Material provided:
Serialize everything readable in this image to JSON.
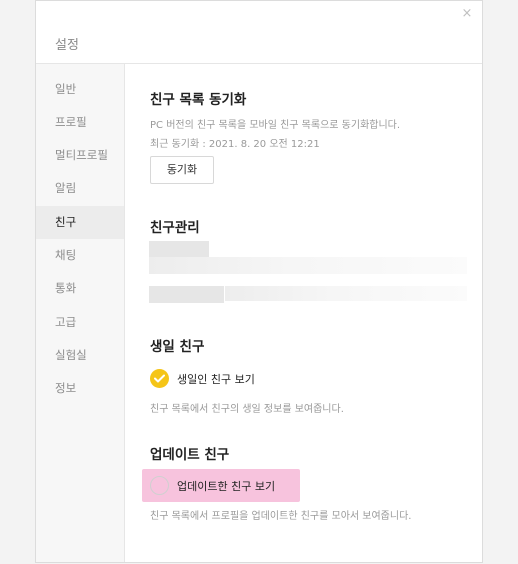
{
  "window": {
    "title": "설정",
    "close_glyph": "×"
  },
  "sidebar": {
    "items": [
      {
        "label": "일반"
      },
      {
        "label": "프로필"
      },
      {
        "label": "멀티프로필"
      },
      {
        "label": "알림"
      },
      {
        "label": "친구",
        "active": true
      },
      {
        "label": "채팅"
      },
      {
        "label": "통화"
      },
      {
        "label": "고급"
      },
      {
        "label": "실험실"
      },
      {
        "label": "정보"
      }
    ]
  },
  "sync": {
    "title": "친구 목록 동기화",
    "description": "PC 버전의 친구 목록을 모바일 친구 목록으로 동기화합니다.",
    "last_sync": "최근 동기화 : 2021. 8. 20 오전 12:21",
    "button_label": "동기화"
  },
  "manage": {
    "title": "친구관리"
  },
  "birthday": {
    "title": "생일 친구",
    "option_label": "생일인 친구 보기",
    "option_checked": true,
    "description": "친구 목록에서 친구의 생일 정보를 보여줍니다."
  },
  "update": {
    "title": "업데이트 친구",
    "option_label": "업데이트한 친구 보기",
    "option_checked": false,
    "description": "친구 목록에서 프로필을 업데이트한 친구를 모아서 보여줍니다."
  },
  "colors": {
    "accent": "#f5c518",
    "highlight": "#f7c3dd"
  }
}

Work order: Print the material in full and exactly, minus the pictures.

Answer for the task:
Serialize everything readable in this image to JSON.
{
  "window": {
    "title": "설정",
    "close_glyph": "×"
  },
  "sidebar": {
    "items": [
      {
        "label": "일반"
      },
      {
        "label": "프로필"
      },
      {
        "label": "멀티프로필"
      },
      {
        "label": "알림"
      },
      {
        "label": "친구",
        "active": true
      },
      {
        "label": "채팅"
      },
      {
        "label": "통화"
      },
      {
        "label": "고급"
      },
      {
        "label": "실험실"
      },
      {
        "label": "정보"
      }
    ]
  },
  "sync": {
    "title": "친구 목록 동기화",
    "description": "PC 버전의 친구 목록을 모바일 친구 목록으로 동기화합니다.",
    "last_sync": "최근 동기화 : 2021. 8. 20 오전 12:21",
    "button_label": "동기화"
  },
  "manage": {
    "title": "친구관리"
  },
  "birthday": {
    "title": "생일 친구",
    "option_label": "생일인 친구 보기",
    "option_checked": true,
    "description": "친구 목록에서 친구의 생일 정보를 보여줍니다."
  },
  "update": {
    "title": "업데이트 친구",
    "option_label": "업데이트한 친구 보기",
    "option_checked": false,
    "description": "친구 목록에서 프로필을 업데이트한 친구를 모아서 보여줍니다."
  },
  "colors": {
    "accent": "#f5c518",
    "highlight": "#f7c3dd"
  }
}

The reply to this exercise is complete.